- As for what was sown on good soil, this is the one who hears the word and understands it. He indeed bears fruit and yields, in one case a hundredfold, in another sixty, and in another thirty.
As Christians, disciples of Jesus Christ, we’re supposed to live… fruitful lives.
- I am the vine; you are the branches. Whoever abides in Me and I in him, he it is that bears much fruit, for apart from Me you can do nothing. (John 15:5)
- Likewise, my brothers, you also have died to the law through the body of Christ, so that you may belong to another, to Him who has been raised from the dead, in order that we may bear fruit for God. (Romans 7:4)
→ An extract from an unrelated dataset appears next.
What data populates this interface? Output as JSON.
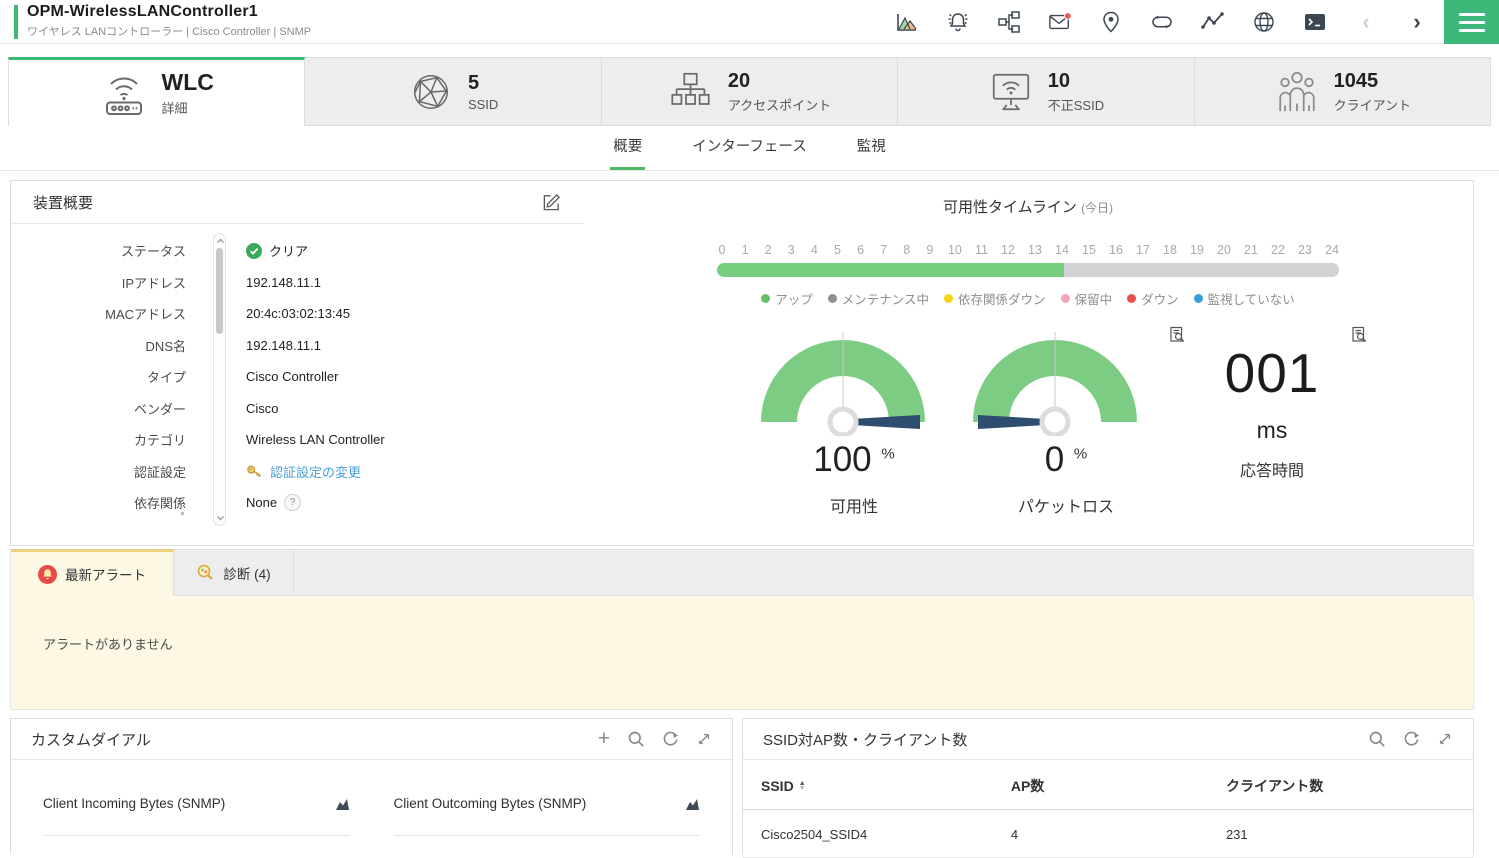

- So…walk in a manner worthy of the Lord, fully pleasing to Him: bearing fruit in every good work and increasing in the knowledge of God (Colossians 1:10)
But there’s something about fruit we need to understand. Jesus adds in verse 15.
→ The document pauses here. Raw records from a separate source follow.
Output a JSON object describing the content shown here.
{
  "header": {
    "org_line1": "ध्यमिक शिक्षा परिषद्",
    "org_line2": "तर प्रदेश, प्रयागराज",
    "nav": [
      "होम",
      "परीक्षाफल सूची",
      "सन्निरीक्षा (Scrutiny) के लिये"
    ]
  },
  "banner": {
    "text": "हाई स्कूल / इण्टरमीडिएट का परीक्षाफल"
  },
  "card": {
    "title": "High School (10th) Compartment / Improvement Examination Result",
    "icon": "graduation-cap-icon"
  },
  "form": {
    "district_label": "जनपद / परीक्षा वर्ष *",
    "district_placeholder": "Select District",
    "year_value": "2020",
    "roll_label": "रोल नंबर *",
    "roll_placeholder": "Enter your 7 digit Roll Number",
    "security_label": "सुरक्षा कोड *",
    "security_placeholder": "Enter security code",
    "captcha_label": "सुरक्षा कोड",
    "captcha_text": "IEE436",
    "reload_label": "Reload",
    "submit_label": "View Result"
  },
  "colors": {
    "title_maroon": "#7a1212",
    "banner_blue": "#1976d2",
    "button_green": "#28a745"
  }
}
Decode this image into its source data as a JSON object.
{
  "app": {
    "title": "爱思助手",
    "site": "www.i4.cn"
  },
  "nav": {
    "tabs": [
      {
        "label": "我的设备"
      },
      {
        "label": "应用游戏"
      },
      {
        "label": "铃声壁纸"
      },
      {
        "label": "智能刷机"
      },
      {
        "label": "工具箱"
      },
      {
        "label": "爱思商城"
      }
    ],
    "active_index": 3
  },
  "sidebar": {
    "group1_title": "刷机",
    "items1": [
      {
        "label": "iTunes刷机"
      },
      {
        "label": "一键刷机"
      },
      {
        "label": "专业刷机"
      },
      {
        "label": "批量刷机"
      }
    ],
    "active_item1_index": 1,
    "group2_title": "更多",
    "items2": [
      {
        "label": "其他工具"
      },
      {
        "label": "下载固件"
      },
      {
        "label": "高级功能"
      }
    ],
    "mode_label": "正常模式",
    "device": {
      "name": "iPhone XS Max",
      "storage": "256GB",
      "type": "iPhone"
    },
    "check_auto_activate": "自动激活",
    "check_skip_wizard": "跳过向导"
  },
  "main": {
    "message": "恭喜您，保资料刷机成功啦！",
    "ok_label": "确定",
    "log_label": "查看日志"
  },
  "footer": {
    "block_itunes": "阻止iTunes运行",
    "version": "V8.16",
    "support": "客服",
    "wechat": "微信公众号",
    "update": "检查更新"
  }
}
- …and bear fruit with patience.
Think about the parable.
- A farmer cultivates and nourishes the soil during the late winter and a worker sows the seeds in the spring.
Do the seeds sprout overnight? Do you get tomatoes you can eat… fruit, in a day, a week, even a month?
ILL: Did you know that some fruit trees won’t develop fruit for up to 15 years? (New Mexico State website)
It takes a season, perhaps many seasons for some fruit to develop.
I believe Jesus is saying fruit in the Christians life can take time to develop. And some seeds takes longer to develop fruit than others. Be patient. If someone is in Christ, there will be fruit… be patient.
Why aren’t all Christians fruitful? Because they haven’t been nourishing the soil of their hearts with the things of God, like:
- Regular worship, Regular Bible study, Regular fellowship, Regular service
And when we have under nourished hearts, we become like the people the Apostle Matthew talks about in his telling of the Parable of the Sower.
Read: Mathew 13:15
- For this people’s heart has grown dull, and with their ears they can barely hear, and their eyes they have closed…
In Luke 8:13-14 Jesus tells us why that can happen:
- And the ones on the rock are those who, when they hear the word, receive it with joy. But these have no root; they believe for a while, and in time of testing fall away. And as for what fell among the thorns, they are those who hear, but as they go on their way they are choked by the cares and riches and pleasures of life, and their fruit does not mature.
If that isn’t a picture of today’s nominal Christian I don’t know what is.
Their heart has been dulled to God’s Word by the cares and pleasures of the world.
They hear God’s Word and for a while they’re excited, faithful even. Then life happens and the cries of the world and its demands, crowd out the voice of God’s Word in their ears.
- Making them more and more hard of hearing when it comes to God’s Word.
- So much so, that it rarely makes its way into their hearts resulting in little to no spiritual fruit.
Remember last Sunday I said the good news of life in the kingdom, the blessing of being citizens of Jesus’ kingdom, does come with responsibility.
Well, Christian, the good news of the kingdom that God will reveal His plan and works to us through His Word, also comes with responsibility:
- To constantly nourish and feed the soil of our hearts with regular worship, regular Bible study, regular fellowship, regular service.
- And the good news is, when we do that, God’s Word will bring about eternal fruit in our lives.
So Christian, what kind of soil in in your heart?